+++ RECORDS FOR THE EXERCISE +++
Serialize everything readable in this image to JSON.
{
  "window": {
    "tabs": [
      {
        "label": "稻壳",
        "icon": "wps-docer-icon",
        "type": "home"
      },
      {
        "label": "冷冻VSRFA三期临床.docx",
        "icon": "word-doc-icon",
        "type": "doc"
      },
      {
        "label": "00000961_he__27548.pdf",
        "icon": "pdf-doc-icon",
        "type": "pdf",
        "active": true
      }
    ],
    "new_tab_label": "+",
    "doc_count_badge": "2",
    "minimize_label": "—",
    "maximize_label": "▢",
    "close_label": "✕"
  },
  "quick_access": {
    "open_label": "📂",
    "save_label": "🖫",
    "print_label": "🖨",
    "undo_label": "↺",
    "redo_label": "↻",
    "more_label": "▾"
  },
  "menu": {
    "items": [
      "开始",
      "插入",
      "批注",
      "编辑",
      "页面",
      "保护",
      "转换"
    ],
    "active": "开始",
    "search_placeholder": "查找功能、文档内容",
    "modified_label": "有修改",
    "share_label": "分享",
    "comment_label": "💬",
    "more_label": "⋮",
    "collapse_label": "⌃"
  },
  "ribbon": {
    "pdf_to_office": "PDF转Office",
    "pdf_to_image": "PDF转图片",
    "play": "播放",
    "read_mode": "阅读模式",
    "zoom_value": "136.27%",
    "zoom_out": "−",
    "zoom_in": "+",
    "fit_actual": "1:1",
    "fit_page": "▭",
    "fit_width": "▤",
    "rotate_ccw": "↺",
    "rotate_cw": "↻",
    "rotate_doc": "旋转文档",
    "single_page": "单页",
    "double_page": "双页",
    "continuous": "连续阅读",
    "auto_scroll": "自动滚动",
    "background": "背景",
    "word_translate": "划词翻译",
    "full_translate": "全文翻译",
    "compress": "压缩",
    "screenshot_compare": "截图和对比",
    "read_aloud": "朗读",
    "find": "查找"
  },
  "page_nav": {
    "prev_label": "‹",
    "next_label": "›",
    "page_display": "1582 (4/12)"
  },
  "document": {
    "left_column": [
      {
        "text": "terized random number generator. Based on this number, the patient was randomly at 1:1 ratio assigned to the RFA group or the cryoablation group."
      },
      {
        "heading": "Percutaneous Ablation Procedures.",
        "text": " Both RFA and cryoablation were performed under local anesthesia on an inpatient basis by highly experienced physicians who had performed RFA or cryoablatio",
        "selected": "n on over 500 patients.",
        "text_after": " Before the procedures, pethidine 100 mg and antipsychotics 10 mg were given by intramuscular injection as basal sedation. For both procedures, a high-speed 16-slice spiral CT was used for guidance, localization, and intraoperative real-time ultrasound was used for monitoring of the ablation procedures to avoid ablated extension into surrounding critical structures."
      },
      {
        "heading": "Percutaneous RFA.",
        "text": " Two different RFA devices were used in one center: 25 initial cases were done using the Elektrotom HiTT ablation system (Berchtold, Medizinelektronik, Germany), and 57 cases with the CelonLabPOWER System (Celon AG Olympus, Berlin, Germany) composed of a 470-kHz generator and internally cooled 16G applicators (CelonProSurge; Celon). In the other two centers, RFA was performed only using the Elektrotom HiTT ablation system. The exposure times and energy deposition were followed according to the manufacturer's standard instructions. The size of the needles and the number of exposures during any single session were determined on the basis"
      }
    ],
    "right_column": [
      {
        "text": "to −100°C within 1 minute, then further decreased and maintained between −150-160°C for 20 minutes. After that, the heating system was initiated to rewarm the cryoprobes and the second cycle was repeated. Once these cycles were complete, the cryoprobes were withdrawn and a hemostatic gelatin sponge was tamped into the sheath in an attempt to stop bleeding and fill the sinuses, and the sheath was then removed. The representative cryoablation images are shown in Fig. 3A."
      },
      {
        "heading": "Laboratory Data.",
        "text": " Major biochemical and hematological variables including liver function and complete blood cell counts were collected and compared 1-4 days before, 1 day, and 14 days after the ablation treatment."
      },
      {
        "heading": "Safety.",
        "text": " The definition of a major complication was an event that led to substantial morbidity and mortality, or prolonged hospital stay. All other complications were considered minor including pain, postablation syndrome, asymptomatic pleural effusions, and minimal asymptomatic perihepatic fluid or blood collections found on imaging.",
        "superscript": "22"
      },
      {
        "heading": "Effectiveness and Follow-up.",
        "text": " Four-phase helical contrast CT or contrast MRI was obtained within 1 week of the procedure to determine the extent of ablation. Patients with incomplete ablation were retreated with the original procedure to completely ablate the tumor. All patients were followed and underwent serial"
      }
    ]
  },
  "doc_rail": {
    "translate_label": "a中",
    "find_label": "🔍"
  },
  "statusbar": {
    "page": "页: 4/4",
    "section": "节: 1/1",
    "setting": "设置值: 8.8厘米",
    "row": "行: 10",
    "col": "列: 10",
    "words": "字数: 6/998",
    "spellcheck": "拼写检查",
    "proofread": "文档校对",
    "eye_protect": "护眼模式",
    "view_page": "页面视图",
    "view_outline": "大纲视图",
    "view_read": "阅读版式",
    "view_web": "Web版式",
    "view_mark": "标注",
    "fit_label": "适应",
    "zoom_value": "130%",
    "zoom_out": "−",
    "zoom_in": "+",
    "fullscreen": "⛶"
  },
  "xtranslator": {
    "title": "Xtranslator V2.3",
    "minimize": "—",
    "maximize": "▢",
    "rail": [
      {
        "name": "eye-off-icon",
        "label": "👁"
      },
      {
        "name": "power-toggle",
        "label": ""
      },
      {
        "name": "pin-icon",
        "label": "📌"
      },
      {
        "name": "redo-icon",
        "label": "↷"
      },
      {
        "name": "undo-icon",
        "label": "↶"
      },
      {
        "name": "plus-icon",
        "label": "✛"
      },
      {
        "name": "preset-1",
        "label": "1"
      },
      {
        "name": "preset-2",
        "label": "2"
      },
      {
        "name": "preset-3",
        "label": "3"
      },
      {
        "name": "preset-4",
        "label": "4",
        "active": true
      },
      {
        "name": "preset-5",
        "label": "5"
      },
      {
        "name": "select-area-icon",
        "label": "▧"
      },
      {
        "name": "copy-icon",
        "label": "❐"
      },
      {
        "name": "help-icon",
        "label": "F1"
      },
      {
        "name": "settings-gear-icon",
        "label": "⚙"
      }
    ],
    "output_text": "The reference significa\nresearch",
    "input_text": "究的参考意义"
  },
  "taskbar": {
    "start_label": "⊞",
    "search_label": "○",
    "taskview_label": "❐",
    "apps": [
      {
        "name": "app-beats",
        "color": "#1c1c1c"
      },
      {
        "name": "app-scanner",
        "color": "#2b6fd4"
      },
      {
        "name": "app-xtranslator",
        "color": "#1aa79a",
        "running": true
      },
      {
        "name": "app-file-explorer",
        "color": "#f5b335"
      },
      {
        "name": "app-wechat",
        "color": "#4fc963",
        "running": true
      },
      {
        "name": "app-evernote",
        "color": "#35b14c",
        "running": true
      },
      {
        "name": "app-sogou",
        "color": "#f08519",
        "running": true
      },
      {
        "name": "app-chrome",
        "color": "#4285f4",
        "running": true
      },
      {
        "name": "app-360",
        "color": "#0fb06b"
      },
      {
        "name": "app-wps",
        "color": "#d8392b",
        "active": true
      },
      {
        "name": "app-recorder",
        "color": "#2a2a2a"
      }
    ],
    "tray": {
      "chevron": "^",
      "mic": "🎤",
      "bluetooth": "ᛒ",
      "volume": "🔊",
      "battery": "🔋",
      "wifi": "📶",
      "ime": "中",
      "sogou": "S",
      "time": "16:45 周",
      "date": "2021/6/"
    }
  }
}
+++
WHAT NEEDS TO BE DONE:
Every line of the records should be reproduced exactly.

WRITTEN RESPONSE:
Serialize everything readable in this image to JSON.
{
  "window": {
    "tabs": [
      {
        "label": "稻壳",
        "icon": "wps-docer-icon",
        "type": "home"
      },
      {
        "label": "冷冻VSRFA三期临床.docx",
        "icon": "word-doc-icon",
        "type": "doc"
      },
      {
        "label": "00000961_he__27548.pdf",
        "icon": "pdf-doc-icon",
        "type": "pdf",
        "active": true
      }
    ],
    "new_tab_label": "+",
    "doc_count_badge": "2",
    "minimize_label": "—",
    "maximize_label": "▢",
    "close_label": "✕"
  },
  "quick_access": {
    "open_label": "📂",
    "save_label": "🖫",
    "print_label": "🖨",
    "undo_label": "↺",
    "redo_label": "↻",
    "more_label": "▾"
  },
  "menu": {
    "items": [
      "开始",
      "插入",
      "批注",
      "编辑",
      "页面",
      "保护",
      "转换"
    ],
    "active": "开始",
    "search_placeholder": "查找功能、文档内容",
    "modified_label": "有修改",
    "share_label": "分享",
    "comment_label": "💬",
    "more_label": "⋮",
    "collapse_label": "⌃"
  },
  "ribbon": {
    "pdf_to_office": "PDF转Office",
    "pdf_to_image": "PDF转图片",
    "play": "播放",
    "read_mode": "阅读模式",
    "zoom_value": "136.27%",
    "zoom_out": "−",
    "zoom_in": "+",
    "fit_actual": "1:1",
    "fit_page": "▭",
    "fit_width": "▤",
    "rotate_ccw": "↺",
    "rotate_cw": "↻",
    "rotate_doc": "旋转文档",
    "single_page": "单页",
    "double_page": "双页",
    "continuous": "连续阅读",
    "auto_scroll": "自动滚动",
    "background": "背景",
    "word_translate": "划词翻译",
    "full_translate": "全文翻译",
    "compress": "压缩",
    "screenshot_compare": "截图和对比",
    "read_aloud": "朗读",
    "find": "查找"
  },
  "page_nav": {
    "prev_label": "‹",
    "next_label": "›",
    "page_display": "1582 (4/12)"
  },
  "document": {
    "left_column": [
      {
        "text": "terized random number generator. Based on this number, the patient was randomly at 1:1 ratio assigned to the RFA group or the cryoablation group."
      },
      {
        "heading": "Percutaneous Ablation Procedures.",
        "text": " Both RFA and cryoablation were performed under local anesthesia on an inpatient basis by highly experienced physicians who had performed RFA or cryoablatio",
        "selected": "n on over 500 patients.",
        "text_after": " Before the procedures, pethidine 100 mg and antipsychotics 10 mg were given by intramuscular injection as basal sedation. For both procedures, a high-speed 16-slice spiral CT was used for guidance, localization, and intraoperative real-time ultrasound was used for monitoring of the ablation procedures to avoid ablated extension into surrounding critical structures."
      },
      {
        "heading": "Percutaneous RFA.",
        "text": " Two different RFA devices were used in one center: 25 initial cases were done using the Elektrotom HiTT ablation system (Berchtold, Medizinelektronik, Germany), and 57 cases with the CelonLabPOWER System (Celon AG Olympus, Berlin, Germany) composed of a 470-kHz generator and internally cooled 16G applicators (CelonProSurge; Celon). In the other two centers, RFA was performed only using the Elektrotom HiTT ablation system. The exposure times and energy deposition were followed according to the manufacturer's standard instructions. The size of the needles and the number of exposures during any single session were determined on the basis"
      }
    ],
    "right_column": [
      {
        "text": "to −100°C within 1 minute, then further decreased and maintained between −150-160°C for 20 minutes. After that, the heating system was initiated to rewarm the cryoprobes and the second cycle was repeated. Once these cycles were complete, the cryoprobes were withdrawn and a hemostatic gelatin sponge was tamped into the sheath in an attempt to stop bleeding and fill the sinuses, and the sheath was then removed. The representative cryoablation images are shown in Fig. 3A."
      },
      {
        "heading": "Laboratory Data.",
        "text": " Major biochemical and hematological variables including liver function and complete blood cell counts were collected and compared 1-4 days before, 1 day, and 14 days after the ablation treatment."
      },
      {
        "heading": "Safety.",
        "text": " The definition of a major complication was an event that led to substantial morbidity and mortality, or prolonged hospital stay. All other complications were considered minor including pain, postablation syndrome, asymptomatic pleural effusions, and minimal asymptomatic perihepatic fluid or blood collections found on imaging.",
        "superscript": "22"
      },
      {
        "heading": "Effectiveness and Follow-up.",
        "text": " Four-phase helical contrast CT or contrast MRI was obtained within 1 week of the procedure to determine the extent of ablation. Patients with incomplete ablation were retreated with the original procedure to completely ablate the tumor. All patients were followed and underwent serial"
      }
    ]
  },
  "doc_rail": {
    "translate_label": "a中",
    "find_label": "🔍"
  },
  "statusbar": {
    "page": "页: 4/4",
    "section": "节: 1/1",
    "setting": "设置值: 8.8厘米",
    "row": "行: 10",
    "col": "列: 10",
    "words": "字数: 6/998",
    "spellcheck": "拼写检查",
    "proofread": "文档校对",
    "eye_protect": "护眼模式",
    "view_page": "页面视图",
    "view_outline": "大纲视图",
    "view_read": "阅读版式",
    "view_web": "Web版式",
    "view_mark": "标注",
    "fit_label": "适应",
    "zoom_value": "130%",
    "zoom_out": "−",
    "zoom_in": "+",
    "fullscreen": "⛶"
  },
  "xtranslator": {
    "title": "Xtranslator V2.3",
    "minimize": "—",
    "maximize": "▢",
    "rail": [
      {
        "name": "eye-off-icon",
        "label": "👁"
      },
      {
        "name": "power-toggle",
        "label": ""
      },
      {
        "name": "pin-icon",
        "label": "📌"
      },
      {
        "name": "redo-icon",
        "label": "↷"
      },
      {
        "name": "undo-icon",
        "label": "↶"
      },
      {
        "name": "plus-icon",
        "label": "✛"
      },
      {
        "name": "preset-1",
        "label": "1"
      },
      {
        "name": "preset-2",
        "label": "2"
      },
      {
        "name": "preset-3",
        "label": "3"
      },
      {
        "name": "preset-4",
        "label": "4",
        "active": true
      },
      {
        "name": "preset-5",
        "label": "5"
      },
      {
        "name": "select-area-icon",
        "label": "▧"
      },
      {
        "name": "copy-icon",
        "label": "❐"
      },
      {
        "name": "help-icon",
        "label": "F1"
      },
      {
        "name": "settings-gear-icon",
        "label": "⚙"
      }
    ],
    "output_text": "The reference significa\nresearch",
    "input_text": "究的参考意义"
  },
  "taskbar": {
    "start_label": "⊞",
    "search_label": "○",
    "taskview_label": "❐",
    "apps": [
      {
        "name": "app-beats",
        "color": "#1c1c1c"
      },
      {
        "name": "app-scanner",
        "color": "#2b6fd4"
      },
      {
        "name": "app-xtranslator",
        "color": "#1aa79a",
        "running": true
      },
      {
        "name": "app-file-explorer",
        "color": "#f5b335"
      },
      {
        "name": "app-wechat",
        "color": "#4fc963",
        "running": true
      },
      {
        "name": "app-evernote",
        "color": "#35b14c",
        "running": true
      },
      {
        "name": "app-sogou",
        "color": "#f08519",
        "running": true
      },
      {
        "name": "app-chrome",
        "color": "#4285f4",
        "running": true
      },
      {
        "name": "app-360",
        "color": "#0fb06b"
      },
      {
        "name": "app-wps",
        "color": "#d8392b",
        "active": true
      },
      {
        "name": "app-recorder",
        "color": "#2a2a2a"
      }
    ],
    "tray": {
      "chevron": "^",
      "mic": "🎤",
      "bluetooth": "ᛒ",
      "volume": "🔊",
      "battery": "🔋",
      "wifi": "📶",
      "ime": "中",
      "sogou": "S",
      "time": "16:45 周",
      "date": "2021/6/"
    }
  }
}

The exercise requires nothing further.